Therefore, the knowledge and skills in DPI are about understanding, consolidating and driving enterprise-wide digital transformation in a concerted way.
Organizational change and continual improvement are still – in 2023 – very much a work in progress; to coin a space age analogy, we’re moving at the speed of light with a spaceship that’s in danger of falling to pieces.
If established companies are not thinking more broadly about new business models, they risk failing against disruptive newcomers.
ITIL 4 Leader: Digital and IT Strategy – where are we going to?
If companies want to be truly effective in their digital strategy, they need to focus on business sustainability – in other words, thinking five to ten years ahead. Paradoxically, most organizations remain more focused on a quarter-by-quarter basis.
The second module within ITIL 4 Strategic Leader – Digital and IT Strategy – helps you work out where you are now, what you can hope to be, what capability you need to change, what type of organization you want to be and how you’re going to get there.

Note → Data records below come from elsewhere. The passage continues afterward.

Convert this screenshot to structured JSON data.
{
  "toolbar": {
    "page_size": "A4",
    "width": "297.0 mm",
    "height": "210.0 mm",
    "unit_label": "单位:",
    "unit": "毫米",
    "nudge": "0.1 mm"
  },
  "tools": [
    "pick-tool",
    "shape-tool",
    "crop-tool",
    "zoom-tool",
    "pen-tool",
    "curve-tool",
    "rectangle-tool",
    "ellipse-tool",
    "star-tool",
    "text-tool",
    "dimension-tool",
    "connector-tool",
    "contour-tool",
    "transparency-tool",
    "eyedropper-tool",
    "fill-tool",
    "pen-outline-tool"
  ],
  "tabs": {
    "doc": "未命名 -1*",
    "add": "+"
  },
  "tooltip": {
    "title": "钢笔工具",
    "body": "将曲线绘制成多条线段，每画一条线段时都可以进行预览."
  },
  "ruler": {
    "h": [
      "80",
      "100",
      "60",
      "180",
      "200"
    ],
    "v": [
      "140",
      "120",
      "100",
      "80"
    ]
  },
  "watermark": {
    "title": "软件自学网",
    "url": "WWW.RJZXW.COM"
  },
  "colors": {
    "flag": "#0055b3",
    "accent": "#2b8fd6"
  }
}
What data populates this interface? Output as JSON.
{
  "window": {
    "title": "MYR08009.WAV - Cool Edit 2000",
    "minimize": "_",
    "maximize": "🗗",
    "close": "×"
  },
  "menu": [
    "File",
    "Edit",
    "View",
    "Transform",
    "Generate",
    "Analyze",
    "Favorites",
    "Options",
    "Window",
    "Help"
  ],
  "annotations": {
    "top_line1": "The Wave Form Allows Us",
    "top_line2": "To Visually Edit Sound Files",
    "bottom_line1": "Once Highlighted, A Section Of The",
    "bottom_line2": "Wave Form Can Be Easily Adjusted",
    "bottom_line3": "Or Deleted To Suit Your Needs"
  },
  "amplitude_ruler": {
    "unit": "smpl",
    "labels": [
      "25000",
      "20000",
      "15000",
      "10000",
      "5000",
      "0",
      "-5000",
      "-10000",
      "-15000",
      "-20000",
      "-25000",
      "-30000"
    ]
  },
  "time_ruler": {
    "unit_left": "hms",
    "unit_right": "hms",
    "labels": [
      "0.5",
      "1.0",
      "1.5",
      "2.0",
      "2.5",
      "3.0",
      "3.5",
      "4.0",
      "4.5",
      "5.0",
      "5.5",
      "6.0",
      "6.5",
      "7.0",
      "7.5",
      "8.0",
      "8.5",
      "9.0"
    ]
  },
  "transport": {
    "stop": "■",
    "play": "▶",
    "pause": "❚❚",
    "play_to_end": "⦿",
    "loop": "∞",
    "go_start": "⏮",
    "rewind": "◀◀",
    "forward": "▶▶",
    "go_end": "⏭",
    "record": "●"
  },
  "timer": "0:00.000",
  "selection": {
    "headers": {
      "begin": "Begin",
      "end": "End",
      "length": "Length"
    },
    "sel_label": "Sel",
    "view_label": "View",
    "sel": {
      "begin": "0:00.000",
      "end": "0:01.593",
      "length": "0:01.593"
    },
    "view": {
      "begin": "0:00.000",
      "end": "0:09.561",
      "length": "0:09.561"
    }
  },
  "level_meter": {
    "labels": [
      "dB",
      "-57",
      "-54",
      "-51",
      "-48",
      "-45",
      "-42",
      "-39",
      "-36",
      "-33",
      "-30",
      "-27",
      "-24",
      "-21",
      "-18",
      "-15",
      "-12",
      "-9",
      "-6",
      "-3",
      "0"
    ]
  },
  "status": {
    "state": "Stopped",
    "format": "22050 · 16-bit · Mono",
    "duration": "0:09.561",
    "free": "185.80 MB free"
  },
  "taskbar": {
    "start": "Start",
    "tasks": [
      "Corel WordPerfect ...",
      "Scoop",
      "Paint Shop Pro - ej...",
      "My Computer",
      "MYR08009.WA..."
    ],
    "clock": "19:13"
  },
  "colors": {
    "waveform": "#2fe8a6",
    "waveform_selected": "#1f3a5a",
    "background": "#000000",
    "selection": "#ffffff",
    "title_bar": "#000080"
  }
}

It helps set a vision, define how the business needs to change and how to manage and adjust along the journey. It focuses on business and operating models; for today and the future, while devising a transition plan between the two.
And ITIL 4 Leader: Digital and IT Strategy helps practitioners understand the role of innovation in an organization: how to encourage it and view innovation as a core competency. This also means monitoring and measuring your own technology development against the industry at large; knowing how to be adaptable and switch quickly when necessary.
While ITIL 4’s Managing Professional learning and certification route is there to ensure the organization meets its existing commitments, ITIL 4 Strategic Leader continually challenges the status quo and looks for new opportunities to get better, both today and tomorrow.